Definition of a system
A system is any collection of things that interact together to produce some sort of behavior of the whole. Systems Thinking is the study of how and why systems behave the way they do by examining the structure of their parts, relationships, and resulting behaviors.
A basketball game is a system of players, referees, and rules that interact to produce a game. Silicon valley is a system with entrepreneurs, venture capitalists, and resources that create a culture of innovation as well as exuberance. A wildlife ecosystem is a system of living organisms, climates, and consumption patterns that interact to create rising and falling populations of various species.
A system is not equal to the sum of its parts
If you take the parts of a system apart, the system will behave differently because the interactions are cut off. It is these interactions that tell us how and why a system functions the way it does. Take out referees from the game of basketball and players will behave differently. Take out venture capitalists and Silicon Valley would look very different today. Remove a species from its wildlife habitat and other species that were previously food source or predator will react. You can’t understand a system if you only study its parts in isolation.

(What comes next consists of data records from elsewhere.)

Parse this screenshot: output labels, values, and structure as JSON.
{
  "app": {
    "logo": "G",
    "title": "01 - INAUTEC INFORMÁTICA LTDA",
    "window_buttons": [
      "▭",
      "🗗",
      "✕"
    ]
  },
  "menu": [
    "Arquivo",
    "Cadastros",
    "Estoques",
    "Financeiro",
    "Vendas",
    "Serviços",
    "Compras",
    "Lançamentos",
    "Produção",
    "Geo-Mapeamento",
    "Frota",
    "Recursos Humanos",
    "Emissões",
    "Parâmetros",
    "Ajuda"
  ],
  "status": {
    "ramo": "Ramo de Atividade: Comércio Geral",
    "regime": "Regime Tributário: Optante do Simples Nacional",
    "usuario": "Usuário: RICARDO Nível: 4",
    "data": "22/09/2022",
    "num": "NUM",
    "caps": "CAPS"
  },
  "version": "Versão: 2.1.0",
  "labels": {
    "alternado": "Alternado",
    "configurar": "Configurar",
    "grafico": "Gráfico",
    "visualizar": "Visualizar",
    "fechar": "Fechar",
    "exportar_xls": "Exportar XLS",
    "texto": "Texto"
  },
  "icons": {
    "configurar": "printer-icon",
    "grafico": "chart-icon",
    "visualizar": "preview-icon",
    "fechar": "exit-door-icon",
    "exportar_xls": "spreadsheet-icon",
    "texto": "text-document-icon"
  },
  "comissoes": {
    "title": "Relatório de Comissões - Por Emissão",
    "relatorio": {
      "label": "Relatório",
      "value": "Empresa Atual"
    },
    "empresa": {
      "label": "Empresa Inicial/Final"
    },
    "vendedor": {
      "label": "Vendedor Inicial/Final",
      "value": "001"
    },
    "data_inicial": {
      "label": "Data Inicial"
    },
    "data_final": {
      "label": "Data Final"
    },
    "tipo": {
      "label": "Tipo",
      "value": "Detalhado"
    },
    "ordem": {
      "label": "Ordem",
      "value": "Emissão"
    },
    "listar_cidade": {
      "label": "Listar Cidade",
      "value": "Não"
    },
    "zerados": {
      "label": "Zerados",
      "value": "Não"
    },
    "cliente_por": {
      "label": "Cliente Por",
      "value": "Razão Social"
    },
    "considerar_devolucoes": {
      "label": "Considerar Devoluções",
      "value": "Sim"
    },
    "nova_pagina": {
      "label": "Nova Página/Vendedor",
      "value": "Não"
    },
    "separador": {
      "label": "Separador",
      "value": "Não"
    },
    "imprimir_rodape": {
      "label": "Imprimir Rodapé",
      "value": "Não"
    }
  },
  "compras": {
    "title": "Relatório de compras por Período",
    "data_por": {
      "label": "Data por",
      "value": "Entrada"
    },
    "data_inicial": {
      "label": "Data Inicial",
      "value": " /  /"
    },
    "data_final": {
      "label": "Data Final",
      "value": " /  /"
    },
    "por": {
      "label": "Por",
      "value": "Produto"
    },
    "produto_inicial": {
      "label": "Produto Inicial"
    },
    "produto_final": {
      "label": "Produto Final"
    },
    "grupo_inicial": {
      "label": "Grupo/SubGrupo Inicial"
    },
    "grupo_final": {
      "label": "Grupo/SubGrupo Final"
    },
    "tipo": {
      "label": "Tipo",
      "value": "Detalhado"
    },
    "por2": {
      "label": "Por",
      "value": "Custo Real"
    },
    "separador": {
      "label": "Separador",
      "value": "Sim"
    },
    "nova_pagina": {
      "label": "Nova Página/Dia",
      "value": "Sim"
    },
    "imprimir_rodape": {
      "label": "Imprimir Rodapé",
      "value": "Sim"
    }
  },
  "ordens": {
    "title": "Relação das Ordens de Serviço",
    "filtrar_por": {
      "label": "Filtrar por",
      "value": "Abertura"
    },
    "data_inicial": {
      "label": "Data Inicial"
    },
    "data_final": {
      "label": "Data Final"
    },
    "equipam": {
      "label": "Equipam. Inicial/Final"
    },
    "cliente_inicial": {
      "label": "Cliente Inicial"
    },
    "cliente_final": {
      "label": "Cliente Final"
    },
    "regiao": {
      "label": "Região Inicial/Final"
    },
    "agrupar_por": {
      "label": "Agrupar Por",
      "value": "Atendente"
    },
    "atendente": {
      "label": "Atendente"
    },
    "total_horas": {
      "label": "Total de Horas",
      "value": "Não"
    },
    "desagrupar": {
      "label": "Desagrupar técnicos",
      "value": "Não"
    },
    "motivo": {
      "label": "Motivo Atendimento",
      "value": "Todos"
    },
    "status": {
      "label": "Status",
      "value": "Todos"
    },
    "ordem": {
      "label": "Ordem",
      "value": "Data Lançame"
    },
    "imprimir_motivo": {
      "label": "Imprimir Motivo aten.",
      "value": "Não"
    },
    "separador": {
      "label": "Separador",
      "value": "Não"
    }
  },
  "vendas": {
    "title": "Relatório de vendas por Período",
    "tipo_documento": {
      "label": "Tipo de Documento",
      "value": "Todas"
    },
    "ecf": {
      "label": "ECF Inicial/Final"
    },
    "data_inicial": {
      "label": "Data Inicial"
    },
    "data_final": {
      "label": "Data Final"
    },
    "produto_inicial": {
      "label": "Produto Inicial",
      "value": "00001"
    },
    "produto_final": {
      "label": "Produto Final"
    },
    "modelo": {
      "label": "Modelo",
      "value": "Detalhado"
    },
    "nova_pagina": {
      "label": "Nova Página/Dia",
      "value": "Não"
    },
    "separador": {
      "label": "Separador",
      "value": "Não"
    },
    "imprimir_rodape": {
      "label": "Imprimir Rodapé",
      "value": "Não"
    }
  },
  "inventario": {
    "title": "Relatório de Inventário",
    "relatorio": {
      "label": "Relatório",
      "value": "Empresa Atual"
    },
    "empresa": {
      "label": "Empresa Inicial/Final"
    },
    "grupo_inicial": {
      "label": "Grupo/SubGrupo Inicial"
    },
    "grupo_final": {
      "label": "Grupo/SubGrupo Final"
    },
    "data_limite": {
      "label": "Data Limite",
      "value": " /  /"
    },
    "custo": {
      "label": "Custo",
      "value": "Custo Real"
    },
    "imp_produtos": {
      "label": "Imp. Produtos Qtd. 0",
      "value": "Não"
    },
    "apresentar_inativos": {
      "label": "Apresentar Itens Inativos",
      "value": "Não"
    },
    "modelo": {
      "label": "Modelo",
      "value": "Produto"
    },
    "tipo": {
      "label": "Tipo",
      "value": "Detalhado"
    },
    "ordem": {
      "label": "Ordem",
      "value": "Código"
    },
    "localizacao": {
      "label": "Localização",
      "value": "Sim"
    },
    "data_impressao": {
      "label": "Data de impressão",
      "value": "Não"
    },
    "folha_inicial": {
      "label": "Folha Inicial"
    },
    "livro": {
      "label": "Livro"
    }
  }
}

3 Types of Systems
Systems can be generally categorized as physical, biological, or social.
- Physical systems can be understood based on natural physical laws and ignore questions of values, motivations, and preferences. These include the the study of mechanical, electrical, and chemical systems. Problems in the area of physical systems tend to be more straight forward – when designing products or conducting experiments in physical systems, the designer can select the parts, pre-program the goals, and with enough trial and error design a system that achieves a defined function. We can design watches, thermostats, and machines to perform certain ways according to our expectation, of course with some room for designer error.

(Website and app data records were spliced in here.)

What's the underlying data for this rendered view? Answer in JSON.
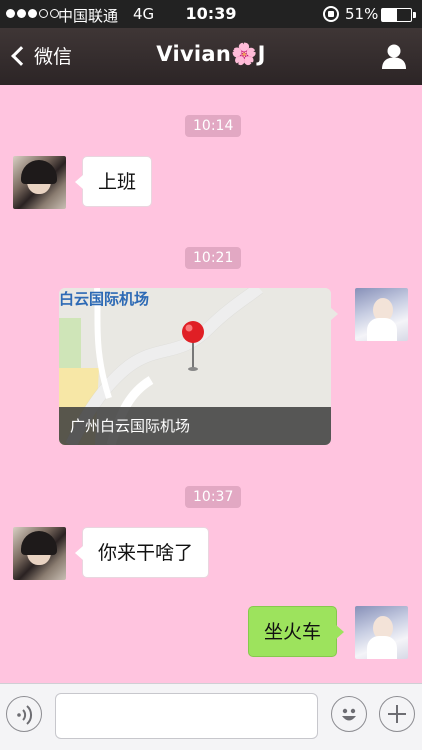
{
  "status_bar": {
    "carrier": "中国联通",
    "network": "4G",
    "time": "10:39",
    "battery_percent": "51%",
    "battery_level": 0.51,
    "signal_bars_filled": 3,
    "signal_bars_total": 5
  },
  "nav": {
    "back_label": "微信",
    "title": "Vivian🌸J"
  },
  "messages": {
    "t1": "10:14",
    "m1": "上班",
    "t2": "10:21",
    "location_name": "白云国际机场",
    "location_caption": "广州白云国际机场",
    "t3": "10:37",
    "m2": "你来干啥了",
    "m3": "坐火车"
  },
  "input": {
    "placeholder": ""
  },
  "colors": {
    "chat_background": "#ffc4df",
    "sent_bubble": "#9de35d",
    "received_bubble": "#ffffff",
    "time_chip": "#e2a8c3",
    "nav_bar": "#342c2d"
  }
}
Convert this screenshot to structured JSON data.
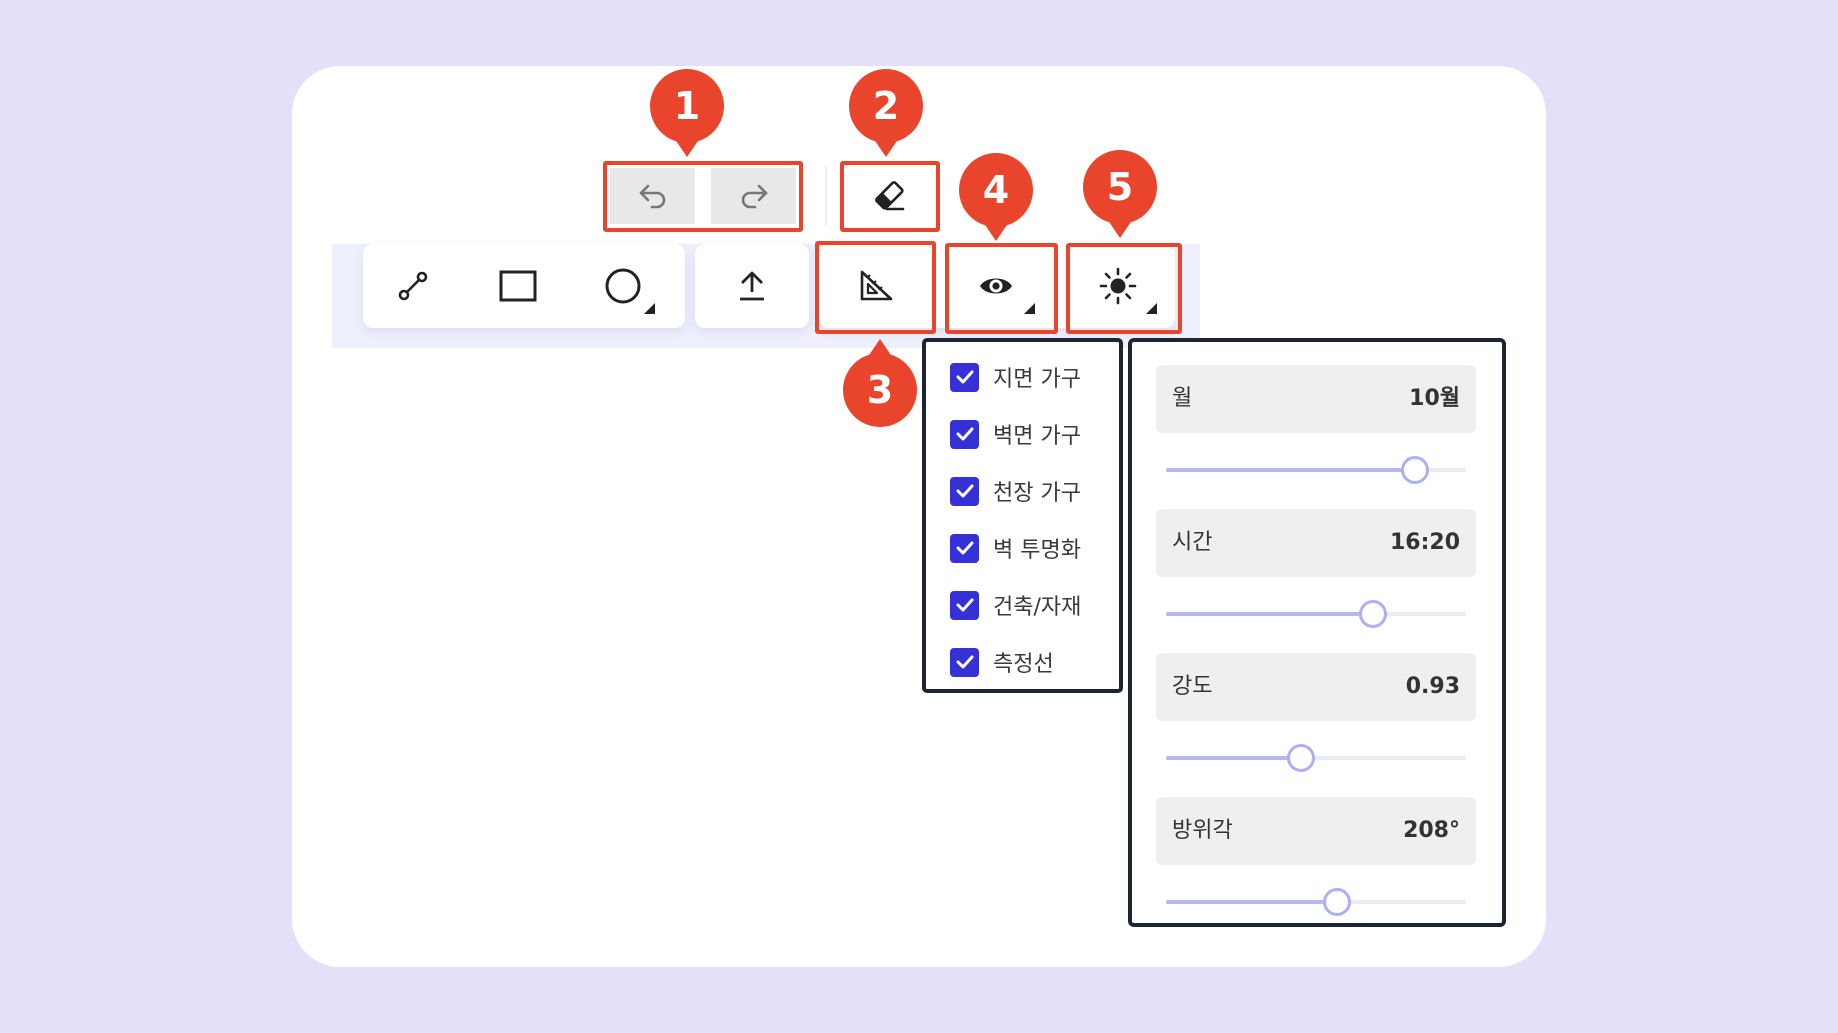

- Biological systems are made up of the organs in the body of living organisms. Your brain, spine, heart, muscles, and lungs each and together serve integral functions that support your life. It’s impossible to study this complex set of relationships by researching any particular organ in isolation. The field of healthcare and medicine seeks answers to questions about our wellbeing and longevity, but different schools of medicine and diet gurus will tell you different things, each finding “scientific” research that can support their claims. Unlike mechanical systems, causal relationships are much less straightforward while the interconnections across cells are infinitely more complex. Therefore we experience “side effects” when taking symptom-relieving drugs, and sometimes don’t see the effects of our health choices until many years to come.
- Social systems deal with the interactions of people. They involve the laws of human nature and bring in questions of values, motivations, and morals absent in physical systems. And because each individual has unique goals and therefore preferences, social systems are much harder for any one to plan and control. There are an infinite number of parts, interconnections, and goals making them unpredictable. Attempts to command and control populations such as the case in authoritarian regimes is often met with policy resistance, addiction, and eroding goals over time. Social systems also have very fuzzy boundaries because all organisms must interact with their environments for survival. With globalization, policy choices enacted in one country can have an impact on the quality and costs of items purchased by someone on the other side of the globe.
While Systems Thinking can be applied to all 3 types of systems, we are much more interested in social systems on this site.
Systems impact each other
We often overlook how an interference in one part of the system can have damaging unintended consequences that we didn’t intend to produce. The abrupt decline of the honeybee population around the world has impacted and been impacted by humans. Honeybees are vital for pollination in agricultural crops and natural ecosystems. Their collapse is due to a variety of interactions including disease, insecticide use, and the commercial transport of bees. We live in a world where humans, animals, and the environment are closely interconnected.
The agents of a system can have different goals
Systems can often be broken down into smaller systems with differing goals. Take College Education. Students attend college in order to get a degree and improve their job prospects. Although professors are there to teach, professors might be more concerned by their own research and pursuit of tenure. Each university department, then, is a system where the goal is to strive for its own prestige. All of these are parts of the larger university system, and it is in everyone’s interests to maintain the greater university’s reputation.
System behavior is caused by the interactions from within – its own structure causes the good and bad that we observe. Cities with high crime rates cannot be blamed on individual criminals. Instead, the system has set conditions that have allowed crime to develop – poor educational opportunities, growing income inequality, and tensions between different groups of people create a toxic environment. We can’t fix crime just by arresting people and punishing them – more criminals will spring up if we don’t solve the root causes of problems.
Try this: Think of 5 systems that you are a part of. Identify the parts, how those parts interact, and what behavior is generated from these interactions. Do these systems have goals? Are the incentives designed in a way to ensure that the intended goal is being met? Be careful here because often times people state that their goal is one thing, but the system behaves in a different way (you should be picturing politicians right now). Leave a comment below with the parts, interactions and behavior for one of your systems and get feedback from other members of the community!
We are embedded in many systems, all of which we can impact and be impacted by. Systems thinking appreciates the complex parts and relationships of systems, seen and unseen.